## Exercise goal
Only a number is wanted: how many lines in the records below contain "doluptatus"?

··········

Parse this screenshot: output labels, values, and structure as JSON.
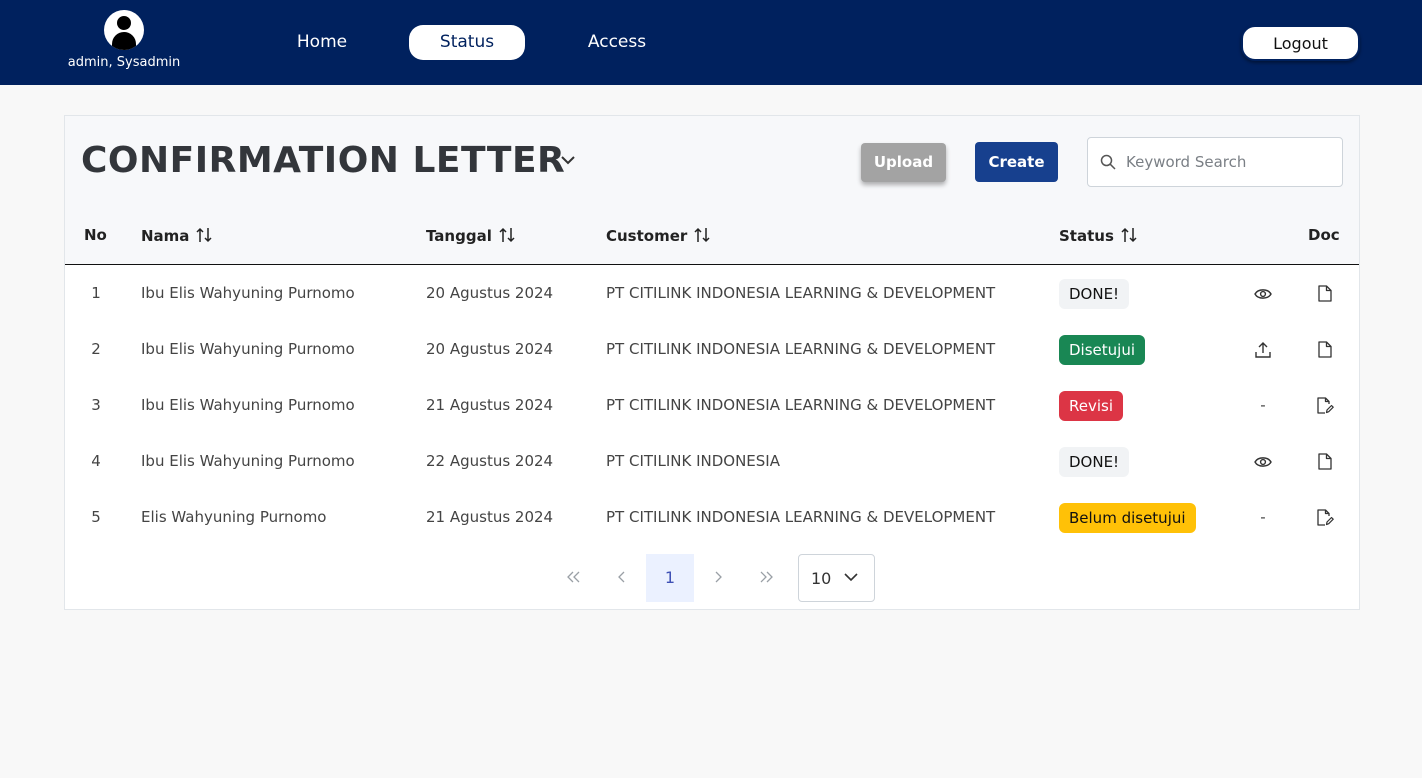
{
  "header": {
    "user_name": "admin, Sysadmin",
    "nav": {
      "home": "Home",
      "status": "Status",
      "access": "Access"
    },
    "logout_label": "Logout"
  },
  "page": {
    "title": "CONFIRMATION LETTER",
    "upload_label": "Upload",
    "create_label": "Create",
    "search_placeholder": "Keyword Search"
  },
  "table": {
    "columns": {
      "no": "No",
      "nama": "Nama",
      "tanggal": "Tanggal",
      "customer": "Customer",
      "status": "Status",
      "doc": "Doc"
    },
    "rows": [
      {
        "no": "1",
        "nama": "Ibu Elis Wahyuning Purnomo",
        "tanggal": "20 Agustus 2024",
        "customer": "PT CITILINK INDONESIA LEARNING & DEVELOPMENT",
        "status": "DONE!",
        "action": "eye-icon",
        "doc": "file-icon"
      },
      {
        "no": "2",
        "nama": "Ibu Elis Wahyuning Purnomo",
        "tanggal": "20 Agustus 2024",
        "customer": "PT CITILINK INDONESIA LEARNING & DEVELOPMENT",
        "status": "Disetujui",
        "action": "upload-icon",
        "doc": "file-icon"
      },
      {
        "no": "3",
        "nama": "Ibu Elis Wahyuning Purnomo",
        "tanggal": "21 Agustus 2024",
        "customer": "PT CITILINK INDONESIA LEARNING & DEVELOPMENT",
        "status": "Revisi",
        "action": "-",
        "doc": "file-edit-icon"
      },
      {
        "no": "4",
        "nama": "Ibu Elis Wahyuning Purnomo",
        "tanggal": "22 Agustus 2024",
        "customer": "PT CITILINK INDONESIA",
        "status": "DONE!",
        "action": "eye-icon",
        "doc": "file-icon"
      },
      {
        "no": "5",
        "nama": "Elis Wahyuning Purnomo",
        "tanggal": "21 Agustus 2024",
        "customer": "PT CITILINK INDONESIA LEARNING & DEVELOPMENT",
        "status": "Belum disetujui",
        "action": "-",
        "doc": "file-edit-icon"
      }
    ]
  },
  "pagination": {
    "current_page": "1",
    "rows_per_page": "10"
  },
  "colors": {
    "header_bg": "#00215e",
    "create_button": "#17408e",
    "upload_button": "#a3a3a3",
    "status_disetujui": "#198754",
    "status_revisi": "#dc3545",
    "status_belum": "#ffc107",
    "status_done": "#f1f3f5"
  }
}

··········

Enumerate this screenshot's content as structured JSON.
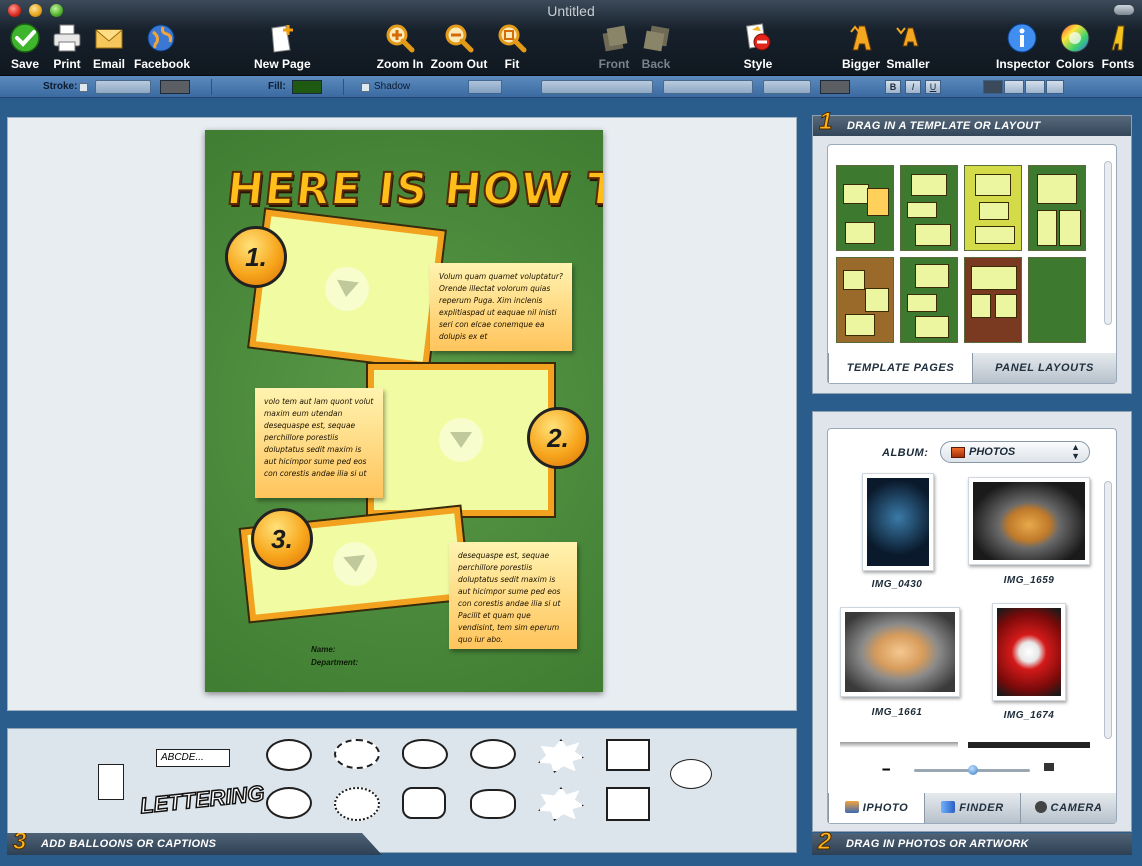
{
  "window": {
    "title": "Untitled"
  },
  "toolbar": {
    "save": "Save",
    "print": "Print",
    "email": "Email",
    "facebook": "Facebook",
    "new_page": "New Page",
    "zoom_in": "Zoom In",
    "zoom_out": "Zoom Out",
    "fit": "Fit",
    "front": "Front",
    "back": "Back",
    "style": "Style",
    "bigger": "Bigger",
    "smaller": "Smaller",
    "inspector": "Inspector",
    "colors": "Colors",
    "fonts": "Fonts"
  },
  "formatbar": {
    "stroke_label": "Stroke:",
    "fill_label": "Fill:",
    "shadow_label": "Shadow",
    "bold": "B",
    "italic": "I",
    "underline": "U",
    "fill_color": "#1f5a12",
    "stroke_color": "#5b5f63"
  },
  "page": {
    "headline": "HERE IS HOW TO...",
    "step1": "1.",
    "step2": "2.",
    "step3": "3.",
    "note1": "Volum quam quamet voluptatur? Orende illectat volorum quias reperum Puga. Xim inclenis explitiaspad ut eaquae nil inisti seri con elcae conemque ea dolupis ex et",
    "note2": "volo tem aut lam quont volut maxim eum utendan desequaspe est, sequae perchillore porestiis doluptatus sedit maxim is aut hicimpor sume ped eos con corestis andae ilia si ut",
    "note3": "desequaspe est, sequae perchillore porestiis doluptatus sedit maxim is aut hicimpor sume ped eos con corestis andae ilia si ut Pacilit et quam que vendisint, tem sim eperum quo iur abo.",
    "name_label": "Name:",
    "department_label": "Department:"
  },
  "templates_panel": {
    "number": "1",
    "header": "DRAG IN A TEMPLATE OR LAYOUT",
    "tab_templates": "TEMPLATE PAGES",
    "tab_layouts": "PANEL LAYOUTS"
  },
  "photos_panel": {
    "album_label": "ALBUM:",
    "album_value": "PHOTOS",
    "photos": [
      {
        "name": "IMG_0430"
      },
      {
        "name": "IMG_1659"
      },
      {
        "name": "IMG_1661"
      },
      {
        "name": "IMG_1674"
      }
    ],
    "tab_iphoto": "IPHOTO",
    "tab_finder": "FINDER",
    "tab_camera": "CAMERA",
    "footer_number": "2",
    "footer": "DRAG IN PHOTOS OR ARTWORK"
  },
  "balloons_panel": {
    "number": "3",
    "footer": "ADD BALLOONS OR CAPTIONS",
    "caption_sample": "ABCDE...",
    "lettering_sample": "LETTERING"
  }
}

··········

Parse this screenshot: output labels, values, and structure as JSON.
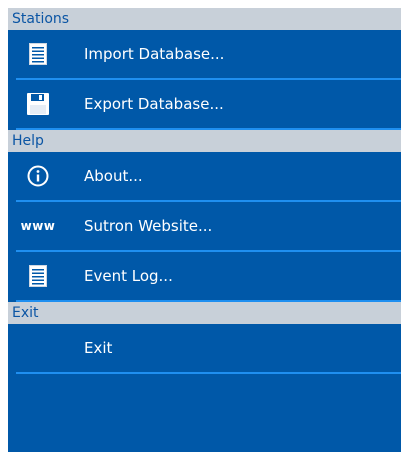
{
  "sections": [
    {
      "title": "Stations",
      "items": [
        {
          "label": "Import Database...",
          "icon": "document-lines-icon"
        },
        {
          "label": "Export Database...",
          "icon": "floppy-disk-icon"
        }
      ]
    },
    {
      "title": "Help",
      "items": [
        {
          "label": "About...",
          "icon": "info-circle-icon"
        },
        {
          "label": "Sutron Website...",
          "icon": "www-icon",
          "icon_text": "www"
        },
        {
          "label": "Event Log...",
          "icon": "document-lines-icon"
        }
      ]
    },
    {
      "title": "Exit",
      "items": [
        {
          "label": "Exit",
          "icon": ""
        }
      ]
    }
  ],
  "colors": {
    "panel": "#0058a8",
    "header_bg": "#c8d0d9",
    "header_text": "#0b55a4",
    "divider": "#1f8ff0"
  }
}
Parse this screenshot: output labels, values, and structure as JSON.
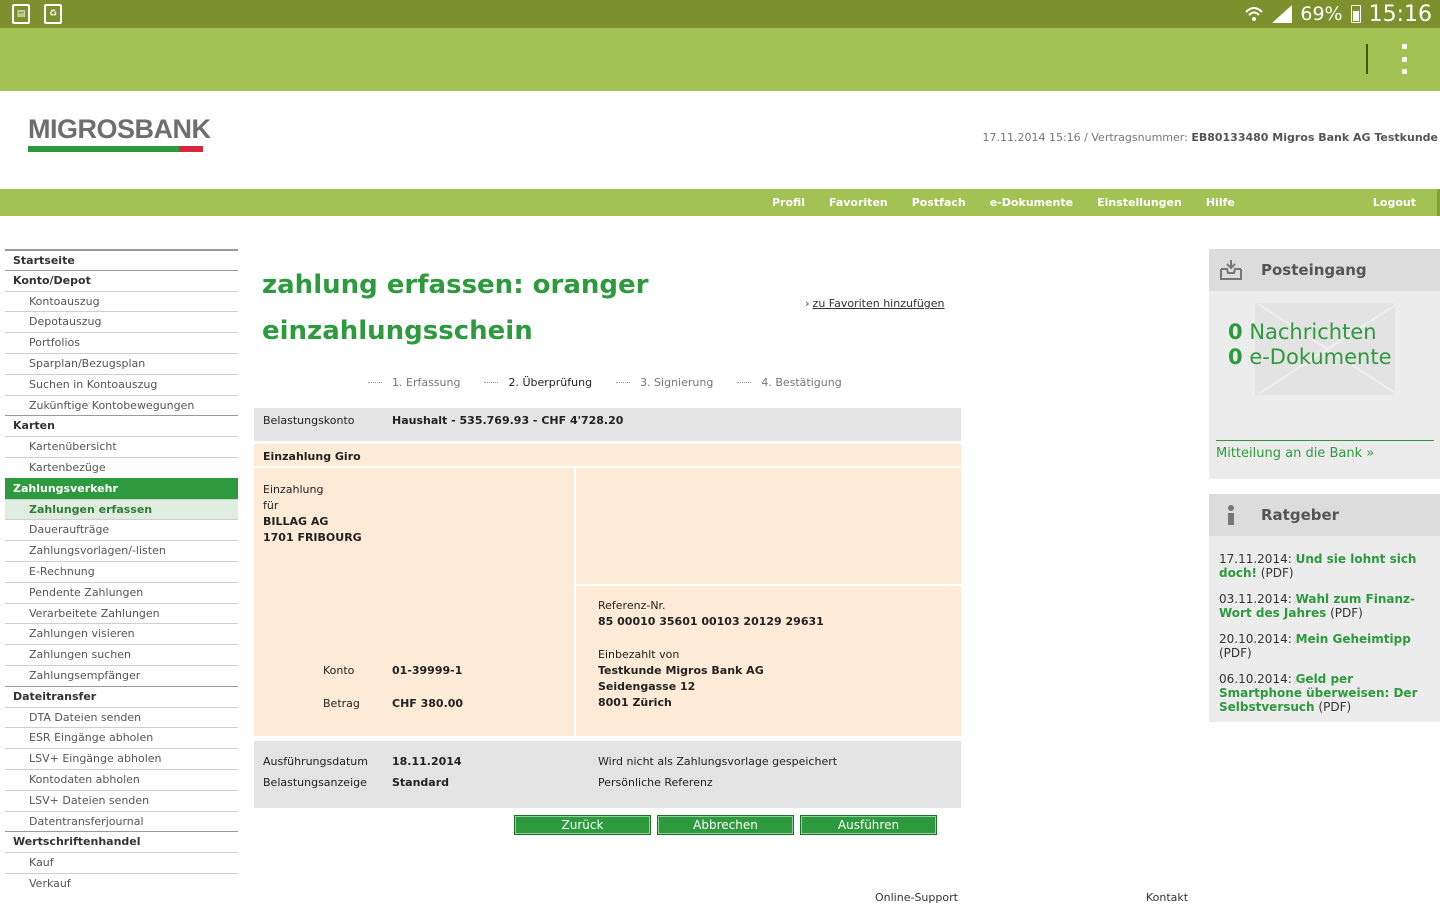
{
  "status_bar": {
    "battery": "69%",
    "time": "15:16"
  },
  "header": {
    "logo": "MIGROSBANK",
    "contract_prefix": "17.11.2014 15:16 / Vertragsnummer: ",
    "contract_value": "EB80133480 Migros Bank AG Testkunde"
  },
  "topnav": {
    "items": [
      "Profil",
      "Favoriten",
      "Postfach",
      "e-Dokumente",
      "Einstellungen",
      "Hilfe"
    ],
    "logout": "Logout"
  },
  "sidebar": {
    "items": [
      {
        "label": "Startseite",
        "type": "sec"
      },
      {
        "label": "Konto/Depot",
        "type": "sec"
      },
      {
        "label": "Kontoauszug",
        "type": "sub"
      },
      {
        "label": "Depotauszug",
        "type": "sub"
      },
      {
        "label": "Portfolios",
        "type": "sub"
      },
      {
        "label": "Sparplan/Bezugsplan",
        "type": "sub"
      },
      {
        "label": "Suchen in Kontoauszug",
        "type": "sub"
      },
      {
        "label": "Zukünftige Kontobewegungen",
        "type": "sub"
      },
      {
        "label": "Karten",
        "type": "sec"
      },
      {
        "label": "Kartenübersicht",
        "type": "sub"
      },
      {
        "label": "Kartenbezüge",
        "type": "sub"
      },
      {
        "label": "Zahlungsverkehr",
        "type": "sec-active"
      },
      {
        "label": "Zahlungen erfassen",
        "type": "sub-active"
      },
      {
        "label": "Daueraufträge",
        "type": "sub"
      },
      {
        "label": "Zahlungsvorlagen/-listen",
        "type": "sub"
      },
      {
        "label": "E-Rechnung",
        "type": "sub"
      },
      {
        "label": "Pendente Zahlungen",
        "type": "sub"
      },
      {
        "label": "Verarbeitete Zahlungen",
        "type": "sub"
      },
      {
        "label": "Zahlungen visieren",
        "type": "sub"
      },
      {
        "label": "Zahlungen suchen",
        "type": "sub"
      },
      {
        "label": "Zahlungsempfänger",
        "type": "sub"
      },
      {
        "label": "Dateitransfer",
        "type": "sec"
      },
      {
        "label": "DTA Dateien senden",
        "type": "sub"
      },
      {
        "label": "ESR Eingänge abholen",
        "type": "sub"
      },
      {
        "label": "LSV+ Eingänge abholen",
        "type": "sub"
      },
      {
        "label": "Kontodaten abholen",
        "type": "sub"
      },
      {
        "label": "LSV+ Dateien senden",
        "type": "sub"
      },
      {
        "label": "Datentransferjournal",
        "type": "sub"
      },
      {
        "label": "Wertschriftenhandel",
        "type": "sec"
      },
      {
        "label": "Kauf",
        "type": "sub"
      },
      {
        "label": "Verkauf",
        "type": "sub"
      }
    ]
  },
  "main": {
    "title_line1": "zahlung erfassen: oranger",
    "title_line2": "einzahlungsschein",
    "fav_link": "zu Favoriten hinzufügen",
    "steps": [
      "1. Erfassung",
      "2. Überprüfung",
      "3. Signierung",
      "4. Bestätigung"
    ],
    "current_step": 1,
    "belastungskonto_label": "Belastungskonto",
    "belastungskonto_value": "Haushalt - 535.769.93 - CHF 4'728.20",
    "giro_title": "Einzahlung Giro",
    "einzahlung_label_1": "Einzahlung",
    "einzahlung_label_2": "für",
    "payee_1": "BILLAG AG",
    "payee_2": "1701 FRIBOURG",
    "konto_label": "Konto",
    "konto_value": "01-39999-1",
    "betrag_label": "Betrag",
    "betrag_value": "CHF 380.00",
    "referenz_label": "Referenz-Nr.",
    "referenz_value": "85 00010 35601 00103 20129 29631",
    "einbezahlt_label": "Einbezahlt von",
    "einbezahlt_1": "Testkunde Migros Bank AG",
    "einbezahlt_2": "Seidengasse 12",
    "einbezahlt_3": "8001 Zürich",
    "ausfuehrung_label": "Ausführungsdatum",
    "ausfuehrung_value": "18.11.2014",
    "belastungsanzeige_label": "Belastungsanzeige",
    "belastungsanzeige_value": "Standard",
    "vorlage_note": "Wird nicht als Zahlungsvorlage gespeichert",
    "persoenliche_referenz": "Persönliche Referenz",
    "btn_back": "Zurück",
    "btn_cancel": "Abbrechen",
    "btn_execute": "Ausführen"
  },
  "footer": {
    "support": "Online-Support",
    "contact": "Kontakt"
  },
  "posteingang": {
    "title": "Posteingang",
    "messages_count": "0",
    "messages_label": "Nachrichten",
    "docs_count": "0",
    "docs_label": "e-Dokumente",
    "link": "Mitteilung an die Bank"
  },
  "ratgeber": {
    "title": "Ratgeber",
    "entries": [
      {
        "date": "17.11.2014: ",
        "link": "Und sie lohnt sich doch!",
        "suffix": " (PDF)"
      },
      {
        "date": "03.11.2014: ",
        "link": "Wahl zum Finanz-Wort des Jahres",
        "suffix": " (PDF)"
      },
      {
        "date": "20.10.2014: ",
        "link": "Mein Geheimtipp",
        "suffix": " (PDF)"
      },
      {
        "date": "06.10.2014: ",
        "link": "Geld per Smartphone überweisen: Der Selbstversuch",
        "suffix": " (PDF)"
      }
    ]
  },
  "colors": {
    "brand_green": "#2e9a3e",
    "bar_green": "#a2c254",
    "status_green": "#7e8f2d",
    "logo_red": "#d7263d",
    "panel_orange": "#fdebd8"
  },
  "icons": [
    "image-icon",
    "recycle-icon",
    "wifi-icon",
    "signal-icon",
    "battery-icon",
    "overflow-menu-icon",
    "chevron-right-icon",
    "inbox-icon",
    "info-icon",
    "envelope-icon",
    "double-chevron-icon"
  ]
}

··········

## Answer to this problem
2